TASK DIRECTIONS:
In the entries below, find each line with the word "Exchange" and pull it out.
(Beginning of SUPPLIED RECORDS)
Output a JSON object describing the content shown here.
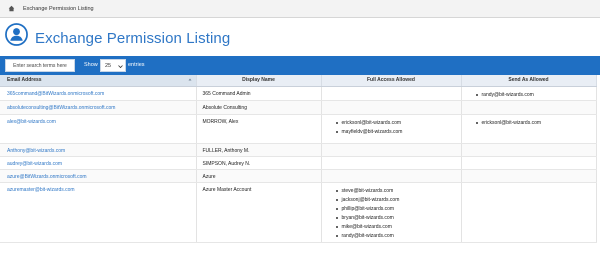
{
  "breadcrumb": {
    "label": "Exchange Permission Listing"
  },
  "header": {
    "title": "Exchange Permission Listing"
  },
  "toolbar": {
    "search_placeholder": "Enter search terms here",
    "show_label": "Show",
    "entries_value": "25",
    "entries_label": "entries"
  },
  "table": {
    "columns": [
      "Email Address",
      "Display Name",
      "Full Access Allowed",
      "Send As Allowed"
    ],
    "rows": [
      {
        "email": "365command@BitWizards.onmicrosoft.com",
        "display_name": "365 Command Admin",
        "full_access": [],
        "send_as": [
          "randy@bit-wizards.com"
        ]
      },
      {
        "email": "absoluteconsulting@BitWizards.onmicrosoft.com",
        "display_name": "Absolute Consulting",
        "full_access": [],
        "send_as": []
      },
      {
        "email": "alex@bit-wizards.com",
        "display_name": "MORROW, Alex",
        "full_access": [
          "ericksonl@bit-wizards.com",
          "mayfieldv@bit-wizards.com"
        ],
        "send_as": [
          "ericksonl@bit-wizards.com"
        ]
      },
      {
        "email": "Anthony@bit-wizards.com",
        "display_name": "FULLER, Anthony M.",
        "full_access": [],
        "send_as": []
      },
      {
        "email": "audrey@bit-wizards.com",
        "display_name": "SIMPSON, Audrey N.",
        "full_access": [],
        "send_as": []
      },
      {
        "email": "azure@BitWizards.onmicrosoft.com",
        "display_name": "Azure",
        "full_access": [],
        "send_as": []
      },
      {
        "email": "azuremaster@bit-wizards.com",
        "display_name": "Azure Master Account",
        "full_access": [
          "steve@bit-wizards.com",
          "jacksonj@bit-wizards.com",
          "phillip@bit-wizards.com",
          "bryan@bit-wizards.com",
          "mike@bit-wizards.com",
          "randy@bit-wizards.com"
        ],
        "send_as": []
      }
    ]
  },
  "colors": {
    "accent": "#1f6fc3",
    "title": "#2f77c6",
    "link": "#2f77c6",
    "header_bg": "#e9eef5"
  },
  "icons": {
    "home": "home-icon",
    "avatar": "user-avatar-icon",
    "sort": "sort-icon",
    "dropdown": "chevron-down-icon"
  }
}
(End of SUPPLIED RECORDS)
ANSWER BOX:
    "label": "Exchange Permission Listing"
    "title": "Exchange Permission Listing"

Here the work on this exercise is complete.